We all know the scary statistic by now: a recent YouGov survey shows that millennials have much more favorable views of socialism than of capitalism. For someone like me who survived one of the worst socialist regimes in human history (communist China), this result is beyond heart-breaking. There's no doubt that millennials do not understand what socialism is. They never learned about the atrocities and human sufferings socialism has caused. It's not the fault of the millennial generation, but the fault of our education system. For those of us who lived through socialism, we have a moral duty to reach out to young people and help them learn the truth of socialism. How should we approach this? Speak up and share your personal stories.
Yes, millions of people died under socialism. But very few people respond to statistics. Joseph Stalin, who was responsible for the death of 30-40 million Russians, once said (and this is only time I will ever quote him), "A single death is a tragedy; a million deaths is a statistic." So when we talk to millennials about socialism, instead of citing statistics, let's share our personal stories; how we and people we loved suffered under socialism. I understand that it's excruciating to tell those stories and many of us would rather just forget about it. I remember when I was writing my autobiography, Confucius Never Said, some of my recollections were so painful, that I had to take some time out because I was overrun by emotions.

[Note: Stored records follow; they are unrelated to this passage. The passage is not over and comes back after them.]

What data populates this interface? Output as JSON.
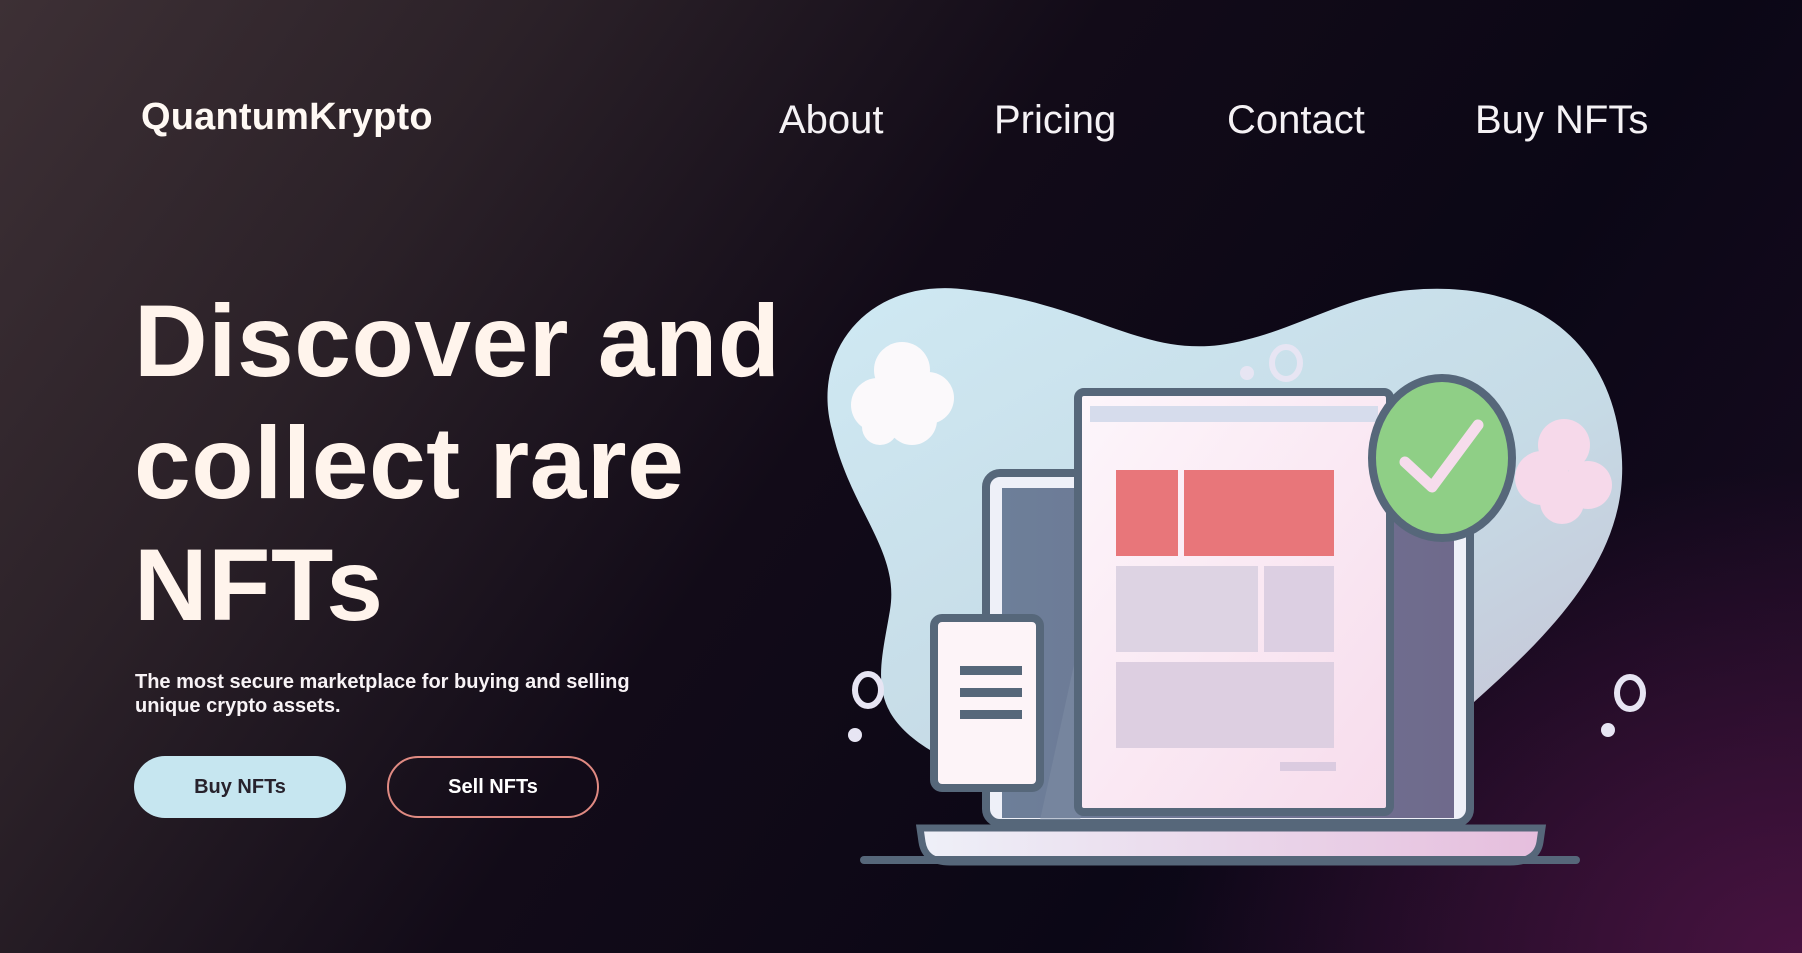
{
  "header": {
    "logo": "QuantumKrypto",
    "nav": [
      {
        "label": "About"
      },
      {
        "label": "Pricing"
      },
      {
        "label": "Contact"
      },
      {
        "label": "Buy NFTs"
      }
    ]
  },
  "hero": {
    "headline": "Discover and collect rare NFTs",
    "subtext": "The most secure marketplace for buying and selling unique crypto assets.",
    "primary_button": "Buy NFTs",
    "secondary_button": "Sell NFTs"
  },
  "colors": {
    "primary_button_bg": "#c6e6f0",
    "secondary_button_border": "#e08a82",
    "headline": "#fff4ec",
    "check_badge": "#8fcf86"
  },
  "illustration": {
    "icons": [
      "laptop-icon",
      "webpage-icon",
      "phone-icon",
      "checkmark-icon",
      "cloud-icon"
    ]
  }
}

But we have to share our stories no matter how dreadful we feel because a good personal story makes a complex concept such as socialism easy to understand; it sparks people's emotions and keeps them engaged; it inspires empathy and action. Maya Angelou once said, “People will forget what you said, people will forget what you did, but people will never forget how you made them feel.”
So if you are a survivor of socialism, whether from the former Soviet Union, China, Cuba or Venezuela, speak up and share your stories. Don't limit yourself to just your families and friends. Make yourself available to your community, especially neighborhood schools. Contact the local high schools and ask them if you can come to their social science or history class and speak to the kids directly. I've spoke at several high schools before. Rather than telling them that 20-30 million Chinese people died during the three famine caused by Mao's disastrous policy, I shared with them the story of an uncle I never met. He was born during the famine. My grandmother was too hungry to produce any milk to feed him, and there was no baby formula available. He died in my grandmother's arms. While I was sharing this story, those teenagers were spell bound. No one was checking their iPhones. Many of them came to shake my hand afterwards and said "thank you." It was a rewarding experience for me.
In addition to speaking, we also need to develop multimedia platforms to educate young people on socialism. Even though there are many wonderful books written about suffering under socialism, such as Ayn Rand's We the Living, or Yang Jisheng's Tombstone, we know young people nowadays don't read as much as previous generations and they respond better to other media platforms such as photos, films, podcast etc.
There is something we should learn from the Holocaust survivors: they have been relentlessly pushing for education on the Holocaust through books, movies, documentaries, talks and there are many Holocaust museums around the world to bring all these together. They use all the tools available to make sure people, especially the young, will never forget the Holocaust. We, the survivors of socialism/communism, haven't done nearly enough to ensure people know the truth of socialism/communism. When was the last time a movie was made about socialism/communism? Where is the museum of the suffering of socialism/communism?
We the survivors of socialism/communism have a lot of catching up to do. The YouGov survey is a wake up call. Time is running out. Martin Luther King Jr. once said, "the time is always right to do the right thing." Let's get to work now!